To sum up, whilst the course lacks sea views and maybe doesn’t have the full variety of Royal St George’s which is probably why Birkdale doesn’t achieve England’s top spot, it’s still an absolute cracker and justifiably deserves its place in the world’s top 50.
Finally, if you want to enhance your experience, play during the evening time of a cloudless Summer’s day; the third photo shown is taken from the back of the eighteenth during dusk. The shadows cast across the links turf at this time were a wonderful sight to behold.
I played my first Open venue in England last week on a beautiful day with barely any wind. This was not like my experiences on the great links of my homeland where you feel in a constant battle with nature and the elements. Where these courses are beasts Birkdale is far more of a beauty seducing you with her curves and charm. My playing partner and I were overwhelmed by the aesthetic appeal of many of the holes here - not something you feel at, say, St Andrews or Carnoustie magnificent as they are in their rugged grandeur. We loved the way so many of the holes wind their way through the dunes to beautiful greens. So many times at Birkdale you stand on an elevated tee and marvel at the hole laid out in front of you. And there are holes here that are hardly links at all - 3,4 and 5 for example Indeed, throughout the round one is struck by the flatness of the fairways.Strangely, the only hole that slightly disappointed was the 18th with its dual fairways and a lack of definition for the second shot. But 17 very good or great holes ain't bad!! I would pick out 3, 6(quite magnificent), 9, 16 and 17 as my stand-outs along with all the par 3s in particular 7 and 12 but such choices are invidious on such a splendid course. Of course it is not cheap - over £200 for a weekday round - but Royal Birkdale on a sunny day is pure golfing paradise.
The rankings are spot on as Birkdale is a touch below RSG, although whether Sunningdale Old is better depends a great deal on your links vs inland preference. A touch below as it has perhaps a couple of "ordinary" holes such as 2 and 5 (maybe). The course opens with a memorable par 4 and 6 and 7 are superb. The "closing" stretch from 12 onwards is spectacular including the 13th which is my favourite. A top golf course and worth the additional green fee when compared to other courses in the region.
A wonderful golf course with a natural routing testing every shot in the bag, from long drives to doglegs of varying length in both directions.
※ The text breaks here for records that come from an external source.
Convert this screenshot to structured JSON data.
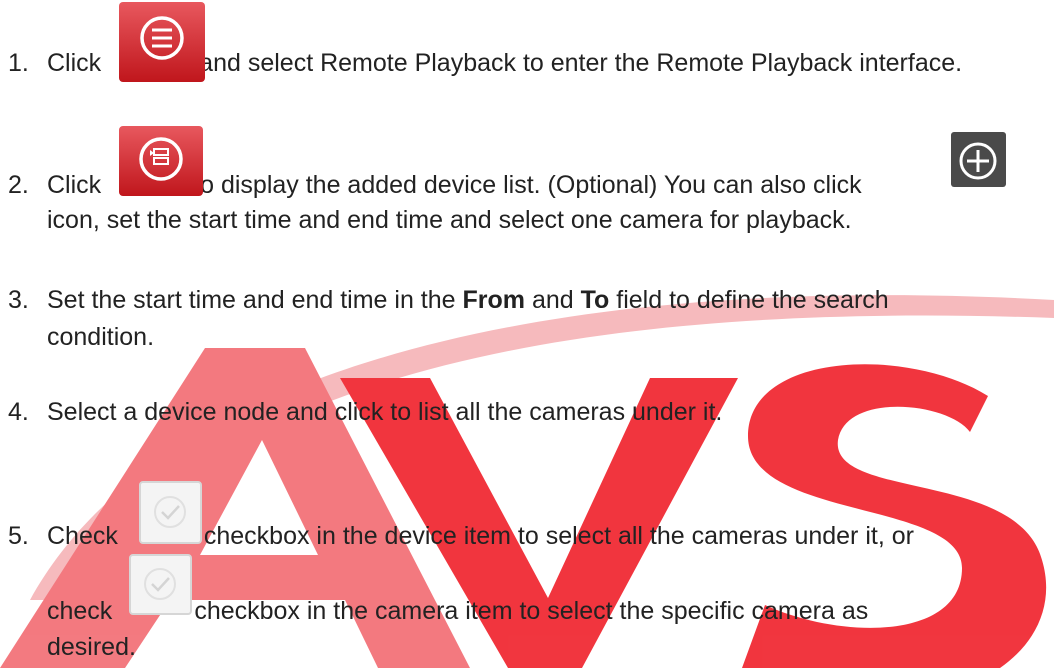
{
  "watermark": {
    "text": "AVS",
    "color": "#f0202a"
  },
  "steps": [
    {
      "num": "1.",
      "before": "Click",
      "after": "and select Remote Playback to enter the Remote Playback interface.",
      "icon": "menu-icon"
    },
    {
      "num": "2.",
      "before": "Click",
      "after": "to display the added device list. (Optional) You can also click",
      "cont": "icon, set the start time and end time and select one camera for playback.",
      "icons": [
        "device-list-icon",
        "add-time-icon"
      ]
    },
    {
      "num": "3.",
      "before": "Set the start time and end time in the",
      "bold1": "From",
      "mid": "and",
      "bold2": "To",
      "after": "field to define the search",
      "cont": "condition."
    },
    {
      "num": "4.",
      "text": "Select a device node and click to list all the cameras under it."
    },
    {
      "num": "5.",
      "before": "Check",
      "after": "checkbox in the device item to select all the cameras under it, or",
      "cont_before": "check",
      "cont_after": "checkbox in the camera item to select the specific camera as",
      "cont2": "desired.",
      "icon": "checkbox-icon"
    }
  ]
}
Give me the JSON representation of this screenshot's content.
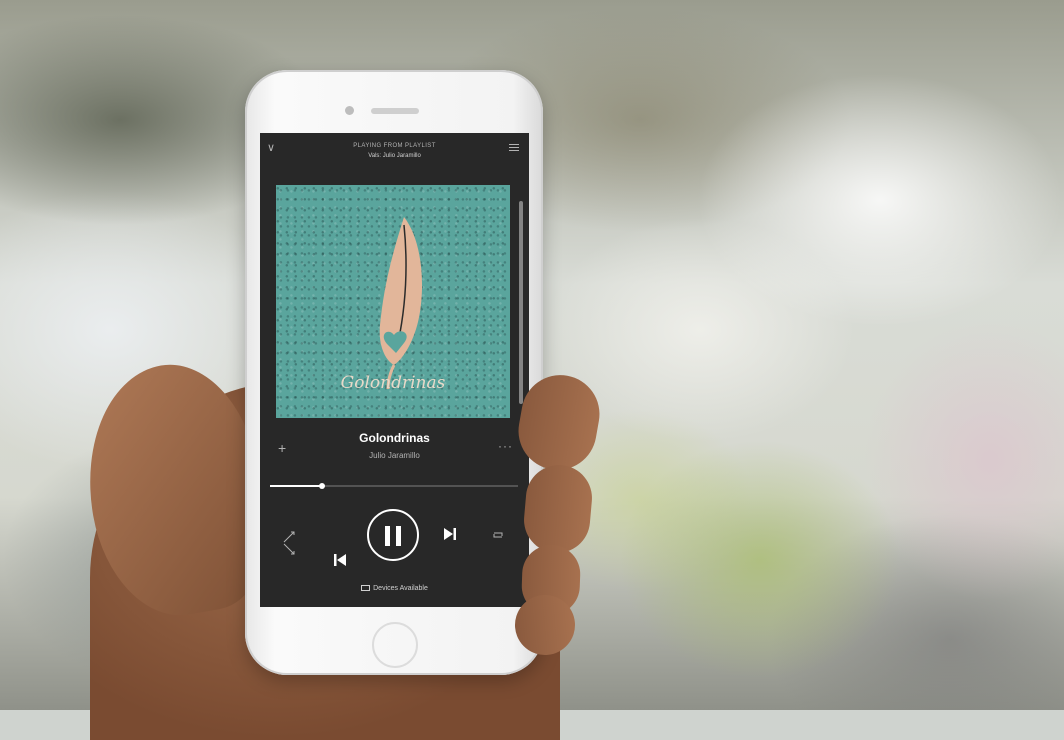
{
  "header": {
    "context_label": "PLAYING FROM PLAYLIST",
    "playlist_name": "Vals: Julio Jaramillo"
  },
  "cover": {
    "title": "Golondrinas"
  },
  "track": {
    "title": "Golondrinas",
    "artist": "Julio Jaramillo",
    "progress": 0.21
  },
  "controls": {
    "add": "+",
    "more": "···"
  },
  "footer": {
    "devices_label": "Devices Available"
  },
  "colors": {
    "screen_bg": "#282828",
    "cover_bg": "#5aa59d",
    "feather": "#e2b69a"
  },
  "icons": [
    "chevron-down-icon",
    "queue-icon",
    "add-icon",
    "more-icon",
    "shuffle-icon",
    "previous-icon",
    "pause-icon",
    "next-icon",
    "repeat-icon",
    "devices-icon"
  ]
}
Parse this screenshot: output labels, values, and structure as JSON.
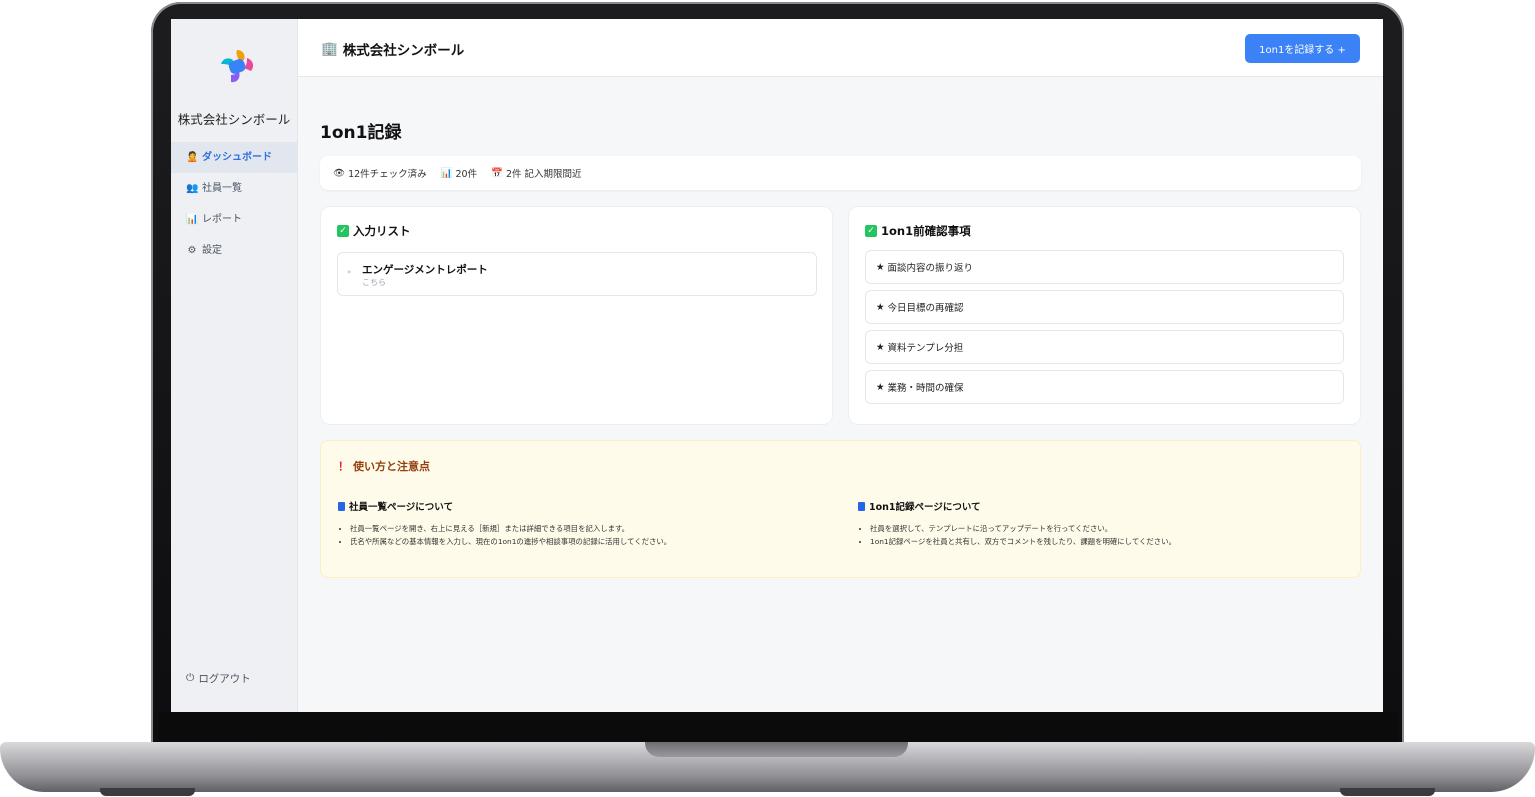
{
  "sidebar": {
    "company_name": "株式会社シンボール",
    "items": [
      {
        "icon": "🙎",
        "label": "ダッシュボード",
        "active": true
      },
      {
        "icon": "👥",
        "label": "社員一覧"
      },
      {
        "icon": "📊",
        "label": "レポート"
      },
      {
        "icon": "⚙",
        "label": "設定"
      }
    ],
    "logout_icon": "⏻",
    "logout_label": "ログアウト"
  },
  "header": {
    "icon": "🏢",
    "title": "株式会社シンボール",
    "record_button": "1on1を記録する +"
  },
  "main": {
    "page_title": "1on1記録",
    "stats": [
      {
        "icon": "👁",
        "text": "12件チェック済み"
      },
      {
        "icon": "📊",
        "text": "20件"
      },
      {
        "icon": "📅",
        "text": "2件 記入期限間近"
      }
    ],
    "input_list": {
      "check_icon": "✓",
      "title": "入力リスト",
      "items": [
        {
          "arrow": "»",
          "title": "エンゲージメントレポート",
          "sub": "こちら"
        }
      ]
    },
    "precheck": {
      "check_icon": "✓",
      "title": "1on1前確認事項",
      "star": "★",
      "items": [
        "面談内容の振り返り",
        "今日目標の再確認",
        "資料テンプレ分担",
        "業務・時間の確保"
      ]
    },
    "notice": {
      "bang": "！",
      "title": "使い方と注意点",
      "columns": [
        {
          "heading": "社員一覧ページについて",
          "items": [
            "社員一覧ページを開き、右上に見える［新規］または詳細できる項目を記入します。",
            "氏名や所属などの基本情報を入力し、現在の1on1の進捗や相談事項の記録に活用してください。"
          ]
        },
        {
          "heading": "1on1記録ページについて",
          "items": [
            "社員を選択して、テンプレートに沿ってアップデートを行ってください。",
            "1on1記録ページを社員と共有し、双方でコメントを残したり、課題を明確にしてください。"
          ]
        }
      ]
    }
  },
  "colors": {
    "accent": "#3b82f6",
    "active_nav": "#2f6fde",
    "notice_bg": "#fffbea",
    "check_green": "#22c55e"
  }
}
Sadly we caught up with a Corporate day that pushed what would have been a 3.5 hour round at 12 holes to 5 hrs by the 18th. Not the course's fault, but worth checking if you have some flexibility on your dates or times.
Probably the most varied yet flowing Open course that I have played and notably superior to its local (and in my opinion on reflection somewhat over hyped) competition.
Would love to play again.